English to Hakkato Hakka in English
The Hakka (Hak-kâ-fa/Hak-kâ-va) is one of the most important Thai tongues. There are several speaking points in China, Taiwan, Malaysia, Singapore, Thailand, Hong Kong, etc. The Hakka Hong Kong idiom is used in this paper. Hakka (?? Kèji?, IPA: [hak ka??]) are said to have emigrated from northern China to the southwest over the course of the ages to establish themselves in the north of Jiangsu and Hunan, in the west of Fujian, in the east of Guangdong and in various other areas due to war, famines, catastrophes and persecutions.
The name Hakka comes from the words'?' "guest" and'?' "families", which derive from an officially used name during the Qing Empire for the Guangdong Coast relocation programme after orders to evacuate during the rule of Emperor Kangxi. Those colonists, whose languages seemed different to the natives, were given this name to show that they were not native to the areas in which they had located.

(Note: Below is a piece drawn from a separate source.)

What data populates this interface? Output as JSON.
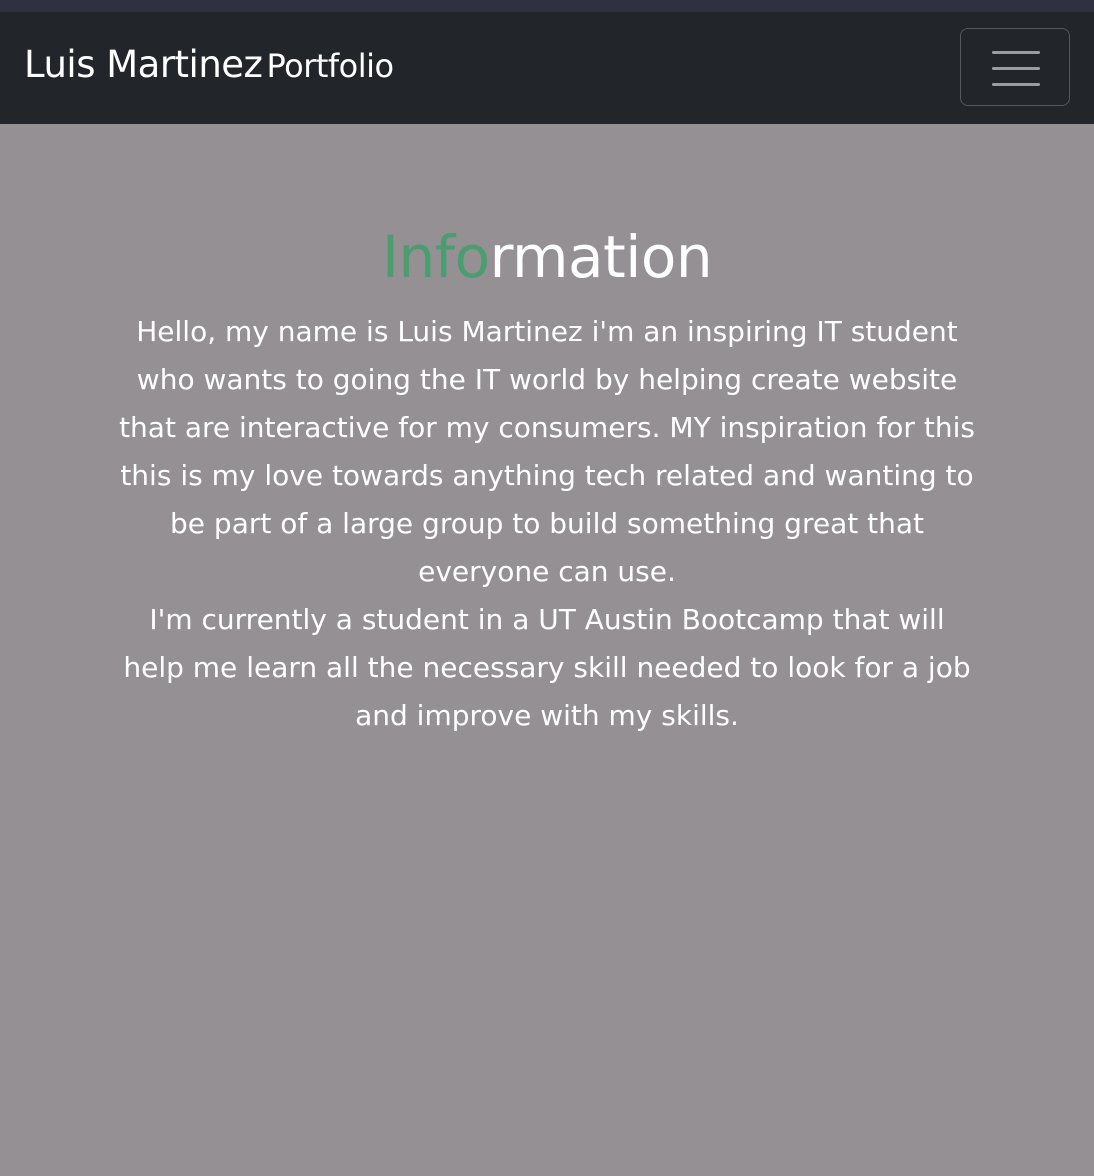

The majority of the natives inhabited the more fruitful ponds, while the arriving Hakka colonized the more remote dales and mountain or hills. Hakka is a shared terminology with Mediterranean tongues such as Min and Yue, and there are frequent conversations with the historic system of sounds of Central Chinese.
Hakka's most available loudspeakers are located in Hong Kong and Taiwan. In Hong Kong they can read and talk Cantonese, while in China and Taiwan they also know Mandarin. Hakka is not a common way and differences in the dialect can be overcome by getting to the heart of the phrase and recognizing some of the sonic correspondence that the listener will have.
There' are some noises in Hakka that don't appear in English. These pronunciations are intended to make English words rhyming with the sound of the Hakka-syllables. These are approximate values, you may need a Hakka loudspeaker to conduct your speech. Each vowel can be long or brief.
There are long vocals in open syllables without extensions. Brief vocals appear in symbols ending with noses (-m, -n or -ng) or stoppages (-p, -t or -k). There is a vocale in some idioms, which we present as ii, which does not appear in English. It' a retroreflex i, the next note is almost like ir in "shir" when you say'safe' in English.
The Hong Kong dialog turns these tones into -i or -u. Although the changes in pitches known as sandi are occurring, the changes in pitches are not as large as in other Mandarin tongues. Here are some of the most common variations that can be useful to the listener when listening to other loudspeakers from different areas.
is sometimes expressed as s, especially if there is a -i- or - sign in the syllable. e is sometimes expressed as s. Several Hakka dialogues have the -u- media, so you can listen to words like ? as guong1 (gwong1) intoned. If you want to print a period of between the five minutes, you can do this in the following way: and sometimes this is omitted.